Assuming it is a rod, the difficulty lies in that it can't measure the diameter of the beaker. Unless you were to attempt to find out the Radius/Diameter, then work out the circumference from that.
There is no single diameter - there are steel rods of different diameters for different uses.
The smallest commercially (easily) available steel rod is about 0.014" diameter.
The weight of 1 foot of steel rod would depend on the diameter of the rod.
The 1989 Toyota rod bearing torque specification is 150 pounds. You should torque the rod bearings bolt in 50 pound intervals.
The weight of the piston, rings, and connecting rod is concentrated out at the rod journal. As the crank spins, it throws that weight around. The counterweight is on the opposite side from the rod journal to offset this weight. This is why when you replace pistons or rods, the crank is rebalanced by adding or removing material from the counterweight.
New answer- A small journal has 1/2 in. Rod nutsA large journal has 9/16 in. Rod nutsA previous comment was "On The Engine There Is A Large Journal This Is The Crankshaft Journal That Is What They Must Be Talking About. Where The Rods Go Is Call The Small Journal. This Is The Only Way It Can Be. Hope This Helps"I will presume that this question is not about the difference between 'big end' and 'little end' of the connecting rods.

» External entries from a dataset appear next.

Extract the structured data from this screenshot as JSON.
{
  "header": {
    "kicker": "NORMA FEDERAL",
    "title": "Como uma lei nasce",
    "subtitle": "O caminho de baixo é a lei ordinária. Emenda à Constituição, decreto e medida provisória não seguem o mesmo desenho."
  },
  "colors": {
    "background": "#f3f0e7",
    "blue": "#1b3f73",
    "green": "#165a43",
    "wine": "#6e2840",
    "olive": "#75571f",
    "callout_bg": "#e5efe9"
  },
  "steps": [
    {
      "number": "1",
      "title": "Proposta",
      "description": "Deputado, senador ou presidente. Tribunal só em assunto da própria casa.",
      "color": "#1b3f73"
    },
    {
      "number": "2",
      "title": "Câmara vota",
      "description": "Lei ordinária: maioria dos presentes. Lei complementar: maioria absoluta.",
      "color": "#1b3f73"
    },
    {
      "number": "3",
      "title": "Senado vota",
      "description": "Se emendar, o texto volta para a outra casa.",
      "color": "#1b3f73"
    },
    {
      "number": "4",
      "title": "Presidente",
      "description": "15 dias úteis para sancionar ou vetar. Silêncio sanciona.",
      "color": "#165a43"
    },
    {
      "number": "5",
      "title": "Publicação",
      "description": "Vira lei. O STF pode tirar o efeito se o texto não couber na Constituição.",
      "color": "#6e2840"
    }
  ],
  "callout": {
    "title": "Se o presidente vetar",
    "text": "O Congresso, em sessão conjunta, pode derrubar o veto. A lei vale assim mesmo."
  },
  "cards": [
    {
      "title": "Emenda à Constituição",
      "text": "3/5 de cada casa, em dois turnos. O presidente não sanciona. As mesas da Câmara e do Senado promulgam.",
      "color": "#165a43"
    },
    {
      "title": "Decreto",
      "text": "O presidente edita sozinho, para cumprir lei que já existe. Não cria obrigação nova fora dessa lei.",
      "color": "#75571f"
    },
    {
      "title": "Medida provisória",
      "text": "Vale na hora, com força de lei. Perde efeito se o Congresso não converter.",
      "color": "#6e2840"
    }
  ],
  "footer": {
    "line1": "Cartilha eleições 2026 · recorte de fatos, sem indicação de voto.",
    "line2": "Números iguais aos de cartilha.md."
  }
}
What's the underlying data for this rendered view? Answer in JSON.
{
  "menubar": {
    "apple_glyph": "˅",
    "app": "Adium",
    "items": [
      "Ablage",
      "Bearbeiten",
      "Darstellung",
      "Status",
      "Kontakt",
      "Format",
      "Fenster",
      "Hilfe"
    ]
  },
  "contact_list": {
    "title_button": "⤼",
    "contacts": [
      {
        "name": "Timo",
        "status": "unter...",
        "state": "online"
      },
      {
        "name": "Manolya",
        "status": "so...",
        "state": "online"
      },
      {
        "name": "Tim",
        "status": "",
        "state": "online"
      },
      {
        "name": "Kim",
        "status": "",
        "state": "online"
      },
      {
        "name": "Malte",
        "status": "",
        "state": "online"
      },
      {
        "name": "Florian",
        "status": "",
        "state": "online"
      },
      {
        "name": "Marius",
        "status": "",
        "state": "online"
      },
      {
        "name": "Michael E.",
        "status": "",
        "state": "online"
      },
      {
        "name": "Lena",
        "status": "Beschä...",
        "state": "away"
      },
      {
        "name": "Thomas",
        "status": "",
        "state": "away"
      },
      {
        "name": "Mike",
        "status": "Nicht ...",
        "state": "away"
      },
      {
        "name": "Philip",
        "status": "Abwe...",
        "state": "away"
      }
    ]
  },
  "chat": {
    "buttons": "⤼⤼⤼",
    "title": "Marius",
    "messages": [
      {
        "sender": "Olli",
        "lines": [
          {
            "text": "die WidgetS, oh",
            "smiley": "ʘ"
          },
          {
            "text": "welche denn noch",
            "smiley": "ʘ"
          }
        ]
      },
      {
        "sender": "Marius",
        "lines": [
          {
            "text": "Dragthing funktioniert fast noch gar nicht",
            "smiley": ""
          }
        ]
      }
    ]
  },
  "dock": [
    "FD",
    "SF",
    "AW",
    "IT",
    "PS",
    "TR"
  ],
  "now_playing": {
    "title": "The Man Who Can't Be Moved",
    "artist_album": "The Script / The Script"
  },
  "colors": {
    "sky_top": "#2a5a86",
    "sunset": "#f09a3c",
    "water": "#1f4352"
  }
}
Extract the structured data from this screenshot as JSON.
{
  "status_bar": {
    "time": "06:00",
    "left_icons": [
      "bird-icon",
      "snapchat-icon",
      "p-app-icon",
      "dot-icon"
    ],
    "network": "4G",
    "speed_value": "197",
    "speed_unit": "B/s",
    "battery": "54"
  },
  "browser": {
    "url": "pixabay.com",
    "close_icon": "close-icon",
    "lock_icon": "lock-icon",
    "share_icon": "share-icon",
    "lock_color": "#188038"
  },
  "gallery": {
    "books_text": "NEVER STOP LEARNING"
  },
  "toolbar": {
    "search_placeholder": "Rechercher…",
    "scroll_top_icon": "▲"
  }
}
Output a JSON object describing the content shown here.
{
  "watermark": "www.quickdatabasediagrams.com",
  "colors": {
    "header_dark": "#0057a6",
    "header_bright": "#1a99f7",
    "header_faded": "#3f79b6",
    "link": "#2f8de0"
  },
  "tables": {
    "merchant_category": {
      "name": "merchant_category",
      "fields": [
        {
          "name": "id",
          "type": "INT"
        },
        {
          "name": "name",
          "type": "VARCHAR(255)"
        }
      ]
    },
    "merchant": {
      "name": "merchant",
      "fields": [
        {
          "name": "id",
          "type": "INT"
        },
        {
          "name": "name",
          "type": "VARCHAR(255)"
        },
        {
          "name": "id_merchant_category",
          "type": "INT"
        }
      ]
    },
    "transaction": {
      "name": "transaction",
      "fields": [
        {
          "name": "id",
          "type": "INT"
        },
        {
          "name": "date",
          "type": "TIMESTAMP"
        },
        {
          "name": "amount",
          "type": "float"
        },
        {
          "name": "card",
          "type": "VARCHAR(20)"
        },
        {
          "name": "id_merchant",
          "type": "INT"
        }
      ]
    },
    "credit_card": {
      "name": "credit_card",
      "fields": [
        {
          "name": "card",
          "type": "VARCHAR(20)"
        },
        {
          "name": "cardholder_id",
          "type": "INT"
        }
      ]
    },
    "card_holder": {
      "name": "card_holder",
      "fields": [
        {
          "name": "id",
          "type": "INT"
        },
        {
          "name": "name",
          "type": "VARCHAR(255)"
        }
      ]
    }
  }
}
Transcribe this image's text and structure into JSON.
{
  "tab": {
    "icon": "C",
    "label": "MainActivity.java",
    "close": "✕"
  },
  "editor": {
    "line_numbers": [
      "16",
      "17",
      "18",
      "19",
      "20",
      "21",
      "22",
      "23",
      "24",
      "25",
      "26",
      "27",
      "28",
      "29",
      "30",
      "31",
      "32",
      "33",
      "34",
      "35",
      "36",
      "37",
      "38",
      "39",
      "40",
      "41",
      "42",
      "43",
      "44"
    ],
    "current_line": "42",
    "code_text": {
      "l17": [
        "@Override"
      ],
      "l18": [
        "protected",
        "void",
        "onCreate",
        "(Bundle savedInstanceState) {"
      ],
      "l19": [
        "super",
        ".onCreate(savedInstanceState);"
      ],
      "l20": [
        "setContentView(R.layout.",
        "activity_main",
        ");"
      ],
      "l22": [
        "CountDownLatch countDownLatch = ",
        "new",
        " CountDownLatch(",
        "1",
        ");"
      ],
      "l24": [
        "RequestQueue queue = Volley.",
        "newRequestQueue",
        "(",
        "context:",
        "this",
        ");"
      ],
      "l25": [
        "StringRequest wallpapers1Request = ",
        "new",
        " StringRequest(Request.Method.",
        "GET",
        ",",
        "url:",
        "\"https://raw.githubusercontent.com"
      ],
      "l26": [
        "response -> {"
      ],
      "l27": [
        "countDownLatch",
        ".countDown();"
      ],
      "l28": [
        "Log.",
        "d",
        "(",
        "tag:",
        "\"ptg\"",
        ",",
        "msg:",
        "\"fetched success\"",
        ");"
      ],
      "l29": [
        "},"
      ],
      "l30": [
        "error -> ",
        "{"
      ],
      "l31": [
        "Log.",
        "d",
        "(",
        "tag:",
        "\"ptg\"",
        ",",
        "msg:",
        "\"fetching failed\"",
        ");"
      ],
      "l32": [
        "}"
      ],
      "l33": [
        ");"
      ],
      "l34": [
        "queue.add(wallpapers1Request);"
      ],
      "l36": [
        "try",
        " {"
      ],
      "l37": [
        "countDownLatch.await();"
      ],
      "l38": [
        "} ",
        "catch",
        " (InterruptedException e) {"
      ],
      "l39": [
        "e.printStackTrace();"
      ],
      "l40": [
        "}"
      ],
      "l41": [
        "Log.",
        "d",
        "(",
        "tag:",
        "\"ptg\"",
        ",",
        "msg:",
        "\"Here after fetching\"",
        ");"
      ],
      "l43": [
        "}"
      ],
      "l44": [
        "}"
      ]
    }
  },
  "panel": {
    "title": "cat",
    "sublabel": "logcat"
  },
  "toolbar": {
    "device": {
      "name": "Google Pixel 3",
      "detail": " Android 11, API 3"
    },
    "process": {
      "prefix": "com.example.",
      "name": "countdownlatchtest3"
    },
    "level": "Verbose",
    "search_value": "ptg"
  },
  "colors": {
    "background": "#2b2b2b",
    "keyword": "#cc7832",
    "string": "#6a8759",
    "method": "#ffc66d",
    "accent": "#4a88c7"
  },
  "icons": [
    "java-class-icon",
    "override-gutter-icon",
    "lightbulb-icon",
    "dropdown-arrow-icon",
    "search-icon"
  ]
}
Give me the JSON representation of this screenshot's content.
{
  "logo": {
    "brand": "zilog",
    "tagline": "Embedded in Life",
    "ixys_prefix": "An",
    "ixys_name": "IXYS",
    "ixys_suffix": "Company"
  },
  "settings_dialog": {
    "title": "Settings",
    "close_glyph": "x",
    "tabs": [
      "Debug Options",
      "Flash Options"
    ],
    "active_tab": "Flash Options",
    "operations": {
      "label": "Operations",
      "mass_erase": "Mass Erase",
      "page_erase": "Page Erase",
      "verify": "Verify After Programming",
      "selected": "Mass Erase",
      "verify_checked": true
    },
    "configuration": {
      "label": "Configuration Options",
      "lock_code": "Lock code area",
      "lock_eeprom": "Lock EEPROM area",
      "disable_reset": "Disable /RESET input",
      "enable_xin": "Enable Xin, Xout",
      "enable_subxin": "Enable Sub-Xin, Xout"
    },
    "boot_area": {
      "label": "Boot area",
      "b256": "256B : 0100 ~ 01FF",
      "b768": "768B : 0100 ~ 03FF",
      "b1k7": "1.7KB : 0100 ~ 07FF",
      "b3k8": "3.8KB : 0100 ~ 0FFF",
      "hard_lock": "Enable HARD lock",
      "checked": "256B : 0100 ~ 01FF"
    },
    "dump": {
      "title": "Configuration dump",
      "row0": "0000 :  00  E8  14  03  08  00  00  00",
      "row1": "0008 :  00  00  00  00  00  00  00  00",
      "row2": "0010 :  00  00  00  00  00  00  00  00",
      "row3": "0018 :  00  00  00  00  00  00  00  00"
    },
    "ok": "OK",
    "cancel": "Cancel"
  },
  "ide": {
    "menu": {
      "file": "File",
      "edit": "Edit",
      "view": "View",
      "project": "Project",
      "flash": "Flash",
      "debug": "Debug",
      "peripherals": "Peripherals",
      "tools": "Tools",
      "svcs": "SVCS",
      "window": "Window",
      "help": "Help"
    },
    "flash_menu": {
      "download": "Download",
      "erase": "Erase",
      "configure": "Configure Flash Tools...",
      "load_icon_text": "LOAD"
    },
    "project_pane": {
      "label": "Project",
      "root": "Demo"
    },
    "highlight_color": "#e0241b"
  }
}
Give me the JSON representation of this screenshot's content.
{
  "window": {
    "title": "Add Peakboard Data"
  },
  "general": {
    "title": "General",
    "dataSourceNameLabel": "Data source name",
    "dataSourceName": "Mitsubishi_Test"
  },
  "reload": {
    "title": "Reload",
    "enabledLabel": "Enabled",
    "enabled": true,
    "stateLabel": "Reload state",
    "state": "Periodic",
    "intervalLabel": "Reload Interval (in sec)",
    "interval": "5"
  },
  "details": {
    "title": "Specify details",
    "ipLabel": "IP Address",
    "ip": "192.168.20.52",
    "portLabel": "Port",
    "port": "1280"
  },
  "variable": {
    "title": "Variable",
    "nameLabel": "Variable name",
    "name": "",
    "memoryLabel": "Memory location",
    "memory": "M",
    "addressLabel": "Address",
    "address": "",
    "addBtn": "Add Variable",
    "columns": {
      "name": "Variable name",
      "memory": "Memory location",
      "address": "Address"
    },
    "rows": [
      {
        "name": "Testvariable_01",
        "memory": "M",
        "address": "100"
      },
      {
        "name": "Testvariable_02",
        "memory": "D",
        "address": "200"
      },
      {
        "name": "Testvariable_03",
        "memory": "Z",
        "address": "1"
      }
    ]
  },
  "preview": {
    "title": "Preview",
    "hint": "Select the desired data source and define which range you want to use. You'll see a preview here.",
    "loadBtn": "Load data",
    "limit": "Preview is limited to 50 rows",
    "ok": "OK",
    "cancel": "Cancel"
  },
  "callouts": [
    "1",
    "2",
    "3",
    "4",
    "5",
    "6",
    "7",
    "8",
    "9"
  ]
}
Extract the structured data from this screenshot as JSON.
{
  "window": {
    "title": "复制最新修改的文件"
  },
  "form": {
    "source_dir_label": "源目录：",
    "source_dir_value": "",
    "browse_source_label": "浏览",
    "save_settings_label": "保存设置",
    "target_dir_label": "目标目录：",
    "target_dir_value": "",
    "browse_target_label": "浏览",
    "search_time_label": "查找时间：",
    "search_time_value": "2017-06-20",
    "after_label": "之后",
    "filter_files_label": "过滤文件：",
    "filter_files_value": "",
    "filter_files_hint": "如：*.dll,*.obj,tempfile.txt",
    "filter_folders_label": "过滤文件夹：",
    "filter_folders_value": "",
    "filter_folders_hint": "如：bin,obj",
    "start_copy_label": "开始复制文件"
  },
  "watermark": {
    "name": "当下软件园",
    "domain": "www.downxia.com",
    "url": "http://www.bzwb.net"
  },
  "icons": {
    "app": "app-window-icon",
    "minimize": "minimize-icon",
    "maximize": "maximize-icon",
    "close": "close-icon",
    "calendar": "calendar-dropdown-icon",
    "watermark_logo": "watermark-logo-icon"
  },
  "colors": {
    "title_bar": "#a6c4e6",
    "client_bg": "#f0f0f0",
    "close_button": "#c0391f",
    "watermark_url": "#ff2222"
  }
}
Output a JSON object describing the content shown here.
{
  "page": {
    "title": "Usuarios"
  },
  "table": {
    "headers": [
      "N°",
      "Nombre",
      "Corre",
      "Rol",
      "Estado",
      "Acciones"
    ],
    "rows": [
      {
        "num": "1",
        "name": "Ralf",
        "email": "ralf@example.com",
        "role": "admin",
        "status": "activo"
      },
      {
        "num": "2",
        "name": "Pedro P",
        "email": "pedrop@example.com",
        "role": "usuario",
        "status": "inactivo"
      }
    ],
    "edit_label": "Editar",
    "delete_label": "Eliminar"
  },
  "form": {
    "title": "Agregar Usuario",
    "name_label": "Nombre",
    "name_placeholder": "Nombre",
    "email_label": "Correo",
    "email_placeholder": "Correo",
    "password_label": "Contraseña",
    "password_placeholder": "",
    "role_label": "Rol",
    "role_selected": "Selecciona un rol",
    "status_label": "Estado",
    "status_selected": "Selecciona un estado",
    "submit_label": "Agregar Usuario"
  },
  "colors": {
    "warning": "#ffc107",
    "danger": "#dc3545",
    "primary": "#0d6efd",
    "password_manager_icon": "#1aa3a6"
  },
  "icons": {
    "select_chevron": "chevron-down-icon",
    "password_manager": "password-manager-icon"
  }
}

Use of the word 'journal' indicates to me that the question is about big-end bearing size, not 'which end of the rod is which'.Technically, of course, the "journal" is the part of the crankshaft on which the bearing in the big end rides, but the measured difference between journal and bearing-bore spec would be little more than the thickness of an effective hydrodynamic lubricating film.Presumably this question concerns the GM 350 Chevy engine; look here for more specific information:http://en.wikipedia.org/wiki/Chevrolet_Small-Block_engine(Other related wiki pages related to specific GM small-block designs exist too). There is specific information on the different journal sizes -- ISTR specific mention is made, with dimensions, of at least one version of the engine that has different crank-journal specs depending on year.To answer the specific question, the 'definitive' way would be to remove one of the rod-bearing caps and push the rod up sufficiently to get a measurement on the crank throw. Measure the crank journal diameter at several points (to eliminate some of the effect of wear), then compare this to the tech information. I believe there are ways to tell from the engine serial number, but I do not know that information personally.Hope this helps properly...Small block engines (other than 350) before 1968 were small journal (2.00 rod journal). 1968 engines (other than 350) could be either large (2.100 rod journal) or small. After 1968 all small blocks had large rod journals with the 400 having larger mains than the others.
That is another word for---The place on the crankshaft were the rod bearings are and were the crankshaft bearings are.
one foot of 2-inch diameter aluminum rod = 22 / 6 = 3.66667 lbs 3.66667 x 15 feet = 55 lbs
The main journal radius, rod journal radius or otherwise both are known as the fillet.
10mm ms rod for waight
The solid rod is a better conductor because it has greater cross-sectional area.